Home ::: epiphany







moss and ivy
lichen and ferns
english daisies
winter blooming rhododendron
grey drizzly day
where is snow white winter
on this twelfth day of Christmas?

a few past Epiphany posts:
Twelfth Day 2006
Twelfth night 2008
epiphany deluge 2009

Marja-Leena | 06/01/2013 | 8 comments
themes: Canada and BC, Culture


Now you've gone and made me nostalgic for PNW winters. I thought I was over it. I miss holly, camellias, the scent of winter daphne, and the forsythia that blooms in February. So do the snowdrops, crocus and all the varieties of daffodils. We'll never see most of that here and none at all until late march.

Meanwhile in Ireland it's the holiday of Nollaig na mBan - or the Women's Little Christmas. I have a friend who lives in Cork who's carried me along in spirit with her sisters, aunties and girlfriends to the local pub.


It really looks strange, that scene of yours, compared to our *real* winter. It is bumping on -0 C now, and it is starting to cool down: roads are on ice, long holidays and no sanding trucks been around.

I don't have words for all your flowers over there.

We took the little Christmas elf, joulutonttu, of and put her up until next Christmas.

Deep in thoughts, wondering, stopping to write, read a bit, and start again the round. Very good time.

Susan, you know how I love snow for Christmas? We're at opposing desires and nostalgia while living at the opposite ends of Canada.

I didn't know about that Irish holiday - sounds wonderful. Those large families were like those of both my grandmothers but I don't know if they ever got a day off. Pubs were not part of their culture either. Do you have any Irish roots, Susan?

Marjatta, yes, I can imagine it's strange to you, living in northern Finland. We do get frosty nights when it's clear and even colder snowy winters some years like in 2008. Do you remember your winters in Portland? They might have been similar to here though it's not right by the sea like Vancouver is.

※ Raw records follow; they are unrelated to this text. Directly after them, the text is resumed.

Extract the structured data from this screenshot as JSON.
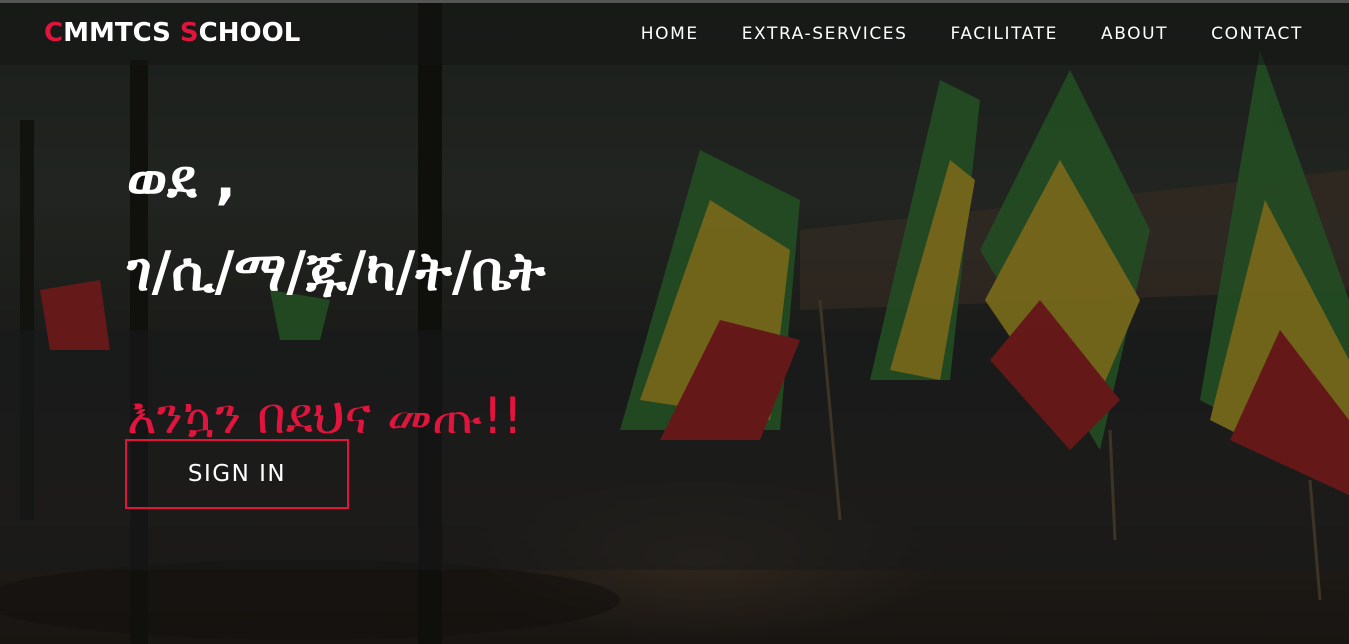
{
  "brand": {
    "first_initial": "C",
    "first_rest": "MMTCS ",
    "second_initial": "S",
    "second_rest": "CHOOL",
    "accent_color": "#e0143c"
  },
  "nav": {
    "items": [
      {
        "label": "HOME"
      },
      {
        "label": "EXTRA-SERVICES"
      },
      {
        "label": "FACILITATE"
      },
      {
        "label": "ABOUT"
      },
      {
        "label": "CONTACT"
      }
    ]
  },
  "hero": {
    "line1": "ወደ ,",
    "line2": "ገ/ሲ/ማ/ጁ/ካ/ት/ቤት",
    "line3": "እንኳን በደህና መጡ!!",
    "button_label": "SIGN IN",
    "background_image": "crowd-of-students-with-flags-photo"
  },
  "colors": {
    "accent": "#e0143c",
    "text": "#ffffff",
    "header_bg": "rgba(20,22,20,0.55)"
  }
}
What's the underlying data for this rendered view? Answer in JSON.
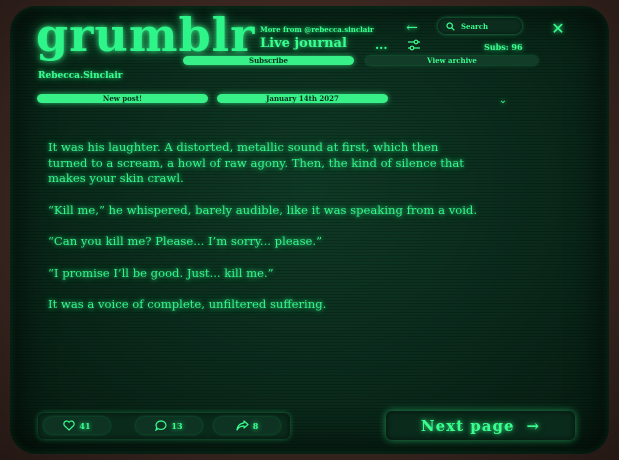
{
  "app": {
    "logo": "grumblr"
  },
  "header": {
    "more_from": "More from @rebecca.sinclair",
    "journal_title": "Live journal",
    "more_menu": "...",
    "search_placeholder": "Search",
    "subs": "Subs: 96"
  },
  "buttons": {
    "subscribe": "Subscribe",
    "view_archive": "View archive",
    "new_post": "New post!",
    "date": "January 14th 2027",
    "next_page": "Next page"
  },
  "author": "Rebecca.Sinclair",
  "story": {
    "paragraphs": [
      "It was his laughter. A distorted, metallic sound at first, which then turned to a scream, a howl of  raw agony. Then, the kind of silence that makes your skin crawl.",
      "“Kill me,”   he whispered, barely audible, like it was speaking from a void.",
      "“Can you kill me?   Please... I’m sorry... please.”",
      "“I promise I’ll be good. Just... kill me.”",
      "It was a voice of complete, unfiltered suffering."
    ]
  },
  "stats": {
    "likes": "41",
    "comments": "13",
    "shares": "8"
  },
  "icons": {
    "back": "arrow-left-icon",
    "settings": "sliders-icon",
    "search": "search-icon",
    "close": "close-icon",
    "chevron": "chevron-down-icon",
    "like": "heart-icon",
    "comment": "comment-icon",
    "share": "share-icon",
    "next": "arrow-right-icon"
  },
  "colors": {
    "accent": "#39ff8f",
    "screen": "#0a2a1b",
    "frame": "#3a2620"
  }
}
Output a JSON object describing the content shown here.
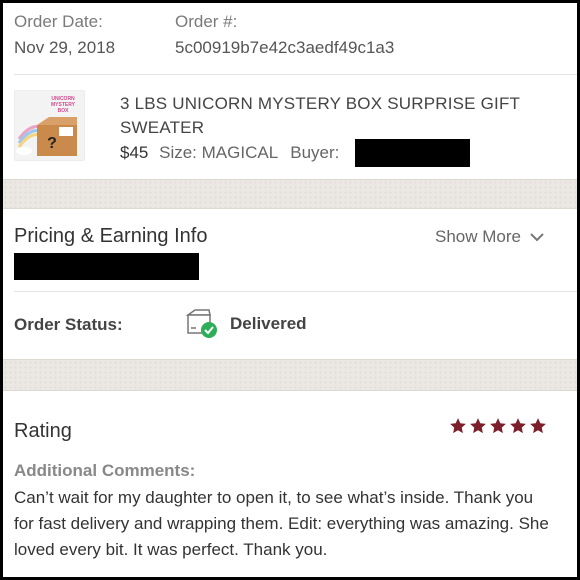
{
  "order": {
    "date_label": "Order Date:",
    "date_value": "Nov 29, 2018",
    "number_label": "Order #:",
    "number_value": "5c00919b7e42c3aedf49c1a3"
  },
  "item": {
    "title": "3 LBS UNICORN MYSTERY BOX SURPRISE GIFT SWEATER",
    "price": "$45",
    "size_label": "Size:",
    "size_value": "MAGICAL",
    "buyer_label": "Buyer:",
    "thumbnail_text": [
      "UNICORN",
      "MYSTERY",
      "BOX"
    ]
  },
  "pricing": {
    "title": "Pricing & Earning Info",
    "show_more": "Show More"
  },
  "status": {
    "label": "Order Status:",
    "value": "Delivered",
    "icon": "package-delivered-icon"
  },
  "rating": {
    "title": "Rating",
    "stars": 5,
    "star_color": "#7d1f2b",
    "comments_label": "Additional Comments:",
    "comments_text": "Can’t wait for my daughter to open it, to see what’s inside. Thank you for fast delivery and wrapping them. Edit: everything was amazing. She loved every bit. It was perfect. Thank you."
  },
  "colors": {
    "accent_dark_red": "#7d1f2b",
    "delivered_green": "#2fae5a"
  }
}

I was lazy today, trying not to catch a cold from my husband so have not taken down any decorations yet. Maybe tomorrow. Hyvää Loppiaista!

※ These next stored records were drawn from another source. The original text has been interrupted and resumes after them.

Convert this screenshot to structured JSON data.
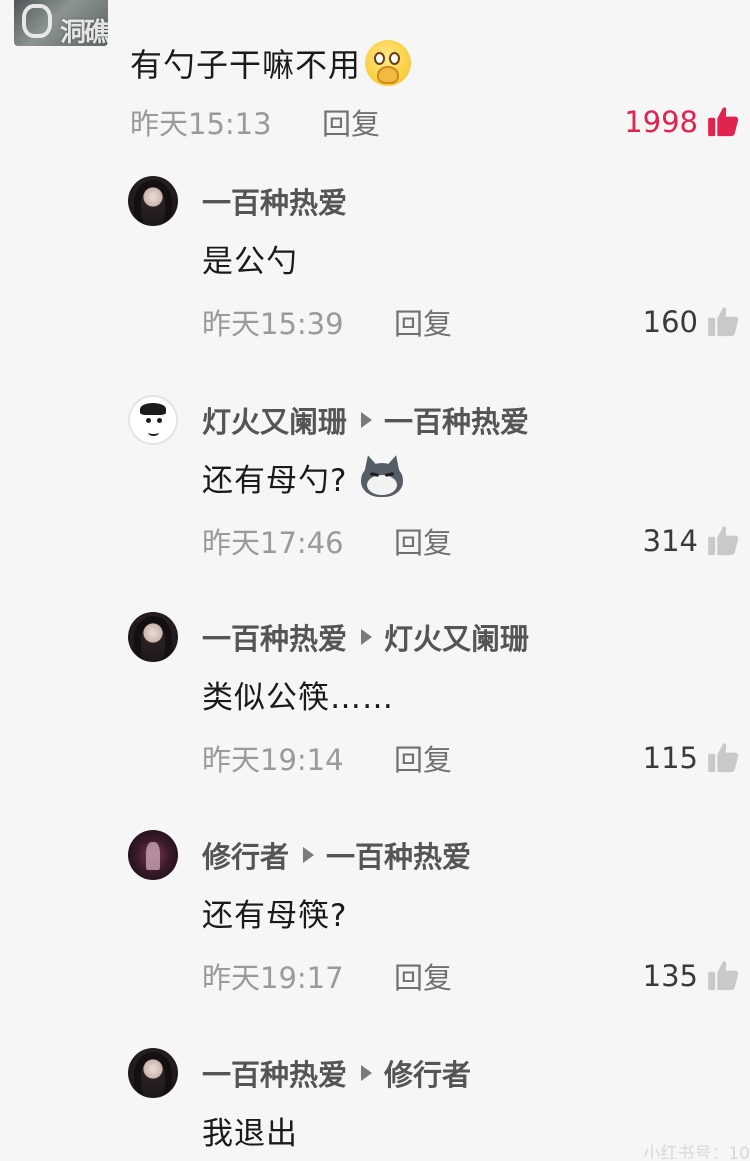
{
  "top_comment": {
    "watermark": "洞礁",
    "author_partial": "",
    "text": "有勺子干嘛不用",
    "emoji": "pleading-hands-emoji",
    "time": "昨天15:13",
    "reply_label": "回复",
    "likes": "1998",
    "liked": true,
    "like_color": "#e0234f"
  },
  "replies": [
    {
      "author": "一百种热爱",
      "reply_to": "",
      "text": "是公勺",
      "time": "昨天15:39",
      "reply_label": "回复",
      "likes": "160"
    },
    {
      "author": "灯火又阑珊",
      "reply_to": "一百种热爱",
      "text": "还有母勺?",
      "emoji": "husky-cat-emoji",
      "time": "昨天17:46",
      "reply_label": "回复",
      "likes": "314"
    },
    {
      "author": "一百种热爱",
      "reply_to": "灯火又阑珊",
      "text": "类似公筷……",
      "time": "昨天19:14",
      "reply_label": "回复",
      "likes": "115"
    },
    {
      "author": "修行者",
      "reply_to": "一百种热爱",
      "text": "还有母筷?",
      "time": "昨天19:17",
      "reply_label": "回复",
      "likes": "135"
    },
    {
      "author": "一百种热爱",
      "reply_to": "修行者",
      "text": "我退出",
      "time": "",
      "reply_label": "",
      "likes": ""
    }
  ],
  "bottom_watermark": "小红书号：10",
  "colors": {
    "background": "#f6f6f6",
    "meta_text": "#9a9a9a",
    "liked_red": "#e0234f",
    "thumb_gray": "#c9c9c9"
  }
}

Susan, how serendipitious - I just came across a story about Nollaig na mBan by an irish-Newfoundler blogger.

Marja-Leena: I saw that blog too. This seems like a great custom. I think I'm going to get my woman friends together for a good roistering session. Why not? Maybe at St. Pats day.
The weather may be odd, but you certainly got some wonderful photos because of it!

Hattie, I think the idea was that the men had to prepare the food for the women. Of course that can happen in a restaurant - go for it!

Thanks, glad you like the photos, I was rather surprised to see some flowers in bloom for it's not that warm.

Lovely rich colors. Here it is the January thaw, the deep snow sinking a little and icicles plunging off the houses.

Marly, green is the most prominent colour here with the evergreen trees and shrubs and the mossy almost neon green lawns. Lots of snow on the mountains provide white, when you can see them. Your description of a thaw takes me back...though it rarely came in January up north or on the prairies. I may complain of the rain but it's what makes this area so beautiful.